I’ve walked through crowded war-torn cities. I’ve driven miles and miles through desolate, cratered nothingness. I know the smell of burning fuel and explosives. I know the sound of gunfire, and the compression you feel in your chest when an IED goes off nearby. I know what it’s like to look in the eyes of someone who wants nothing more than to see you dead. All of this experience bled onto the pages of Wake of War in one way or another.
Now, could someone with no experience at war write about this? Of course. You can do research, conduct interviews, watch films and documentaries. But somehow, in some indefinable way, it’s not the same as hearing it from someone who’s been there. Someone who’s lived that life and got the scars to prove it. I know I can tell when something is written by someone who’s been through the crucible of war. The honesty, the sincerity, the small details that breathe life into a scene and might otherwise have been missed by a writer who doesn’t have first-hand knowledge of the situation are all made evident by personal experience. And it’s in those details, those small pieces of reality that could only come from experience that draw you into a story and make it so much more engaging and visceral.
But besides realistic details, what else does military experience bring to the genre, you might ask?
Speculative military fiction, and fiction in general, allows us to explore potentialities. Possible futures that we might either want to strive for, or desperately avoid.

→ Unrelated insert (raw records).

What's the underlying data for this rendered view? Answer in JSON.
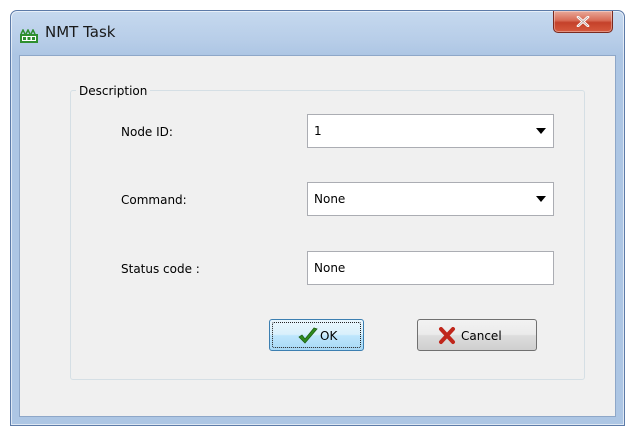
{
  "window": {
    "title": "NMT Task",
    "close_symbol": "x",
    "icon": "can-logo-icon"
  },
  "group": {
    "legend": "Description"
  },
  "fields": {
    "node_id": {
      "label": "Node ID:",
      "value": "1"
    },
    "command": {
      "label": "Command:",
      "value": "None"
    },
    "status_code": {
      "label": "Status code :",
      "value": "None"
    }
  },
  "buttons": {
    "ok": {
      "label": "OK",
      "icon": "checkmark-icon",
      "icon_color": "#2e8b1e"
    },
    "cancel": {
      "label": "Cancel",
      "icon": "red-x-icon",
      "icon_color": "#c0261b"
    }
  }
}
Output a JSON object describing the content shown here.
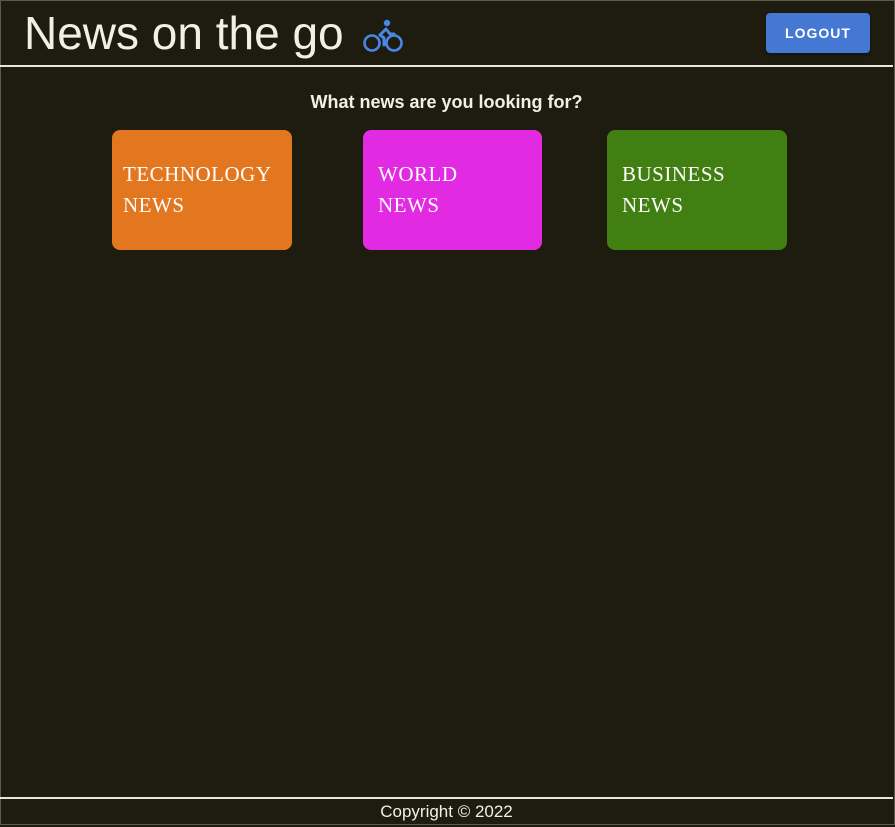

Writing is a way to express ideas, work out answers to complex questions, discover new ideas altogether. Sometimes, writing can be therapeutic.
For me, writing Wake of War was something of a cathartic experience. I’m not afraid to admit that. Life can be chaotic and unpredictable, and often times the things we experience or are forced to endure can leave a mark. That can make it difficult to look in the mirror, but fiction provides a lens through which we can examine those rough spots. Fiction gives us permission to confront the darkness, to face the storm we might be holding back within ourselves. Because sometimes in order to truly consider the weight of a thing, you have to make it hurt. Like dressing a wound. You won’t do a damn bit of good if you don’t first lay eyes on the wreckage and figure out what happened, and what needs to happen next in order to fix it. Facing the damage is part of the healing process. It’s not easy, and it’s not for everyone. But it is an important part of the process, and military fiction written by people with real-world experience can help move the conversations around such topics in the right direction. We can all collectively begin to understand, at least to a degree, what that world is like.
Wake of War is a tough book that confronts some tough situations. It’s not a feel-good story with easily identifiable heroes and villains. Real life doesn’t work that way, not typically. There’s pain, loss, regret, rage. Sincerity, desperation, hope. Consequence is an important theme in this one. And in order to give the story weight, and to do so with an honest voice that doesn’t exploit the situation, I had to consider my own experiences quite a bit. This book wouldn’t be what it is, wouldn’t even exist at all really, had I not been through much of it myself.
Authenticity continues to be a highly regarded element of speculative military fiction, which, when you think about it, is somewhat unsettling. In order for writers to have authentic stories of fictional battlefields, they must first survive real world battlefields. Maybe one day it won’t have to be that way. Maybe one day these stories can help inspire conversations that move us toward more positive outcomes, and help influence a better future.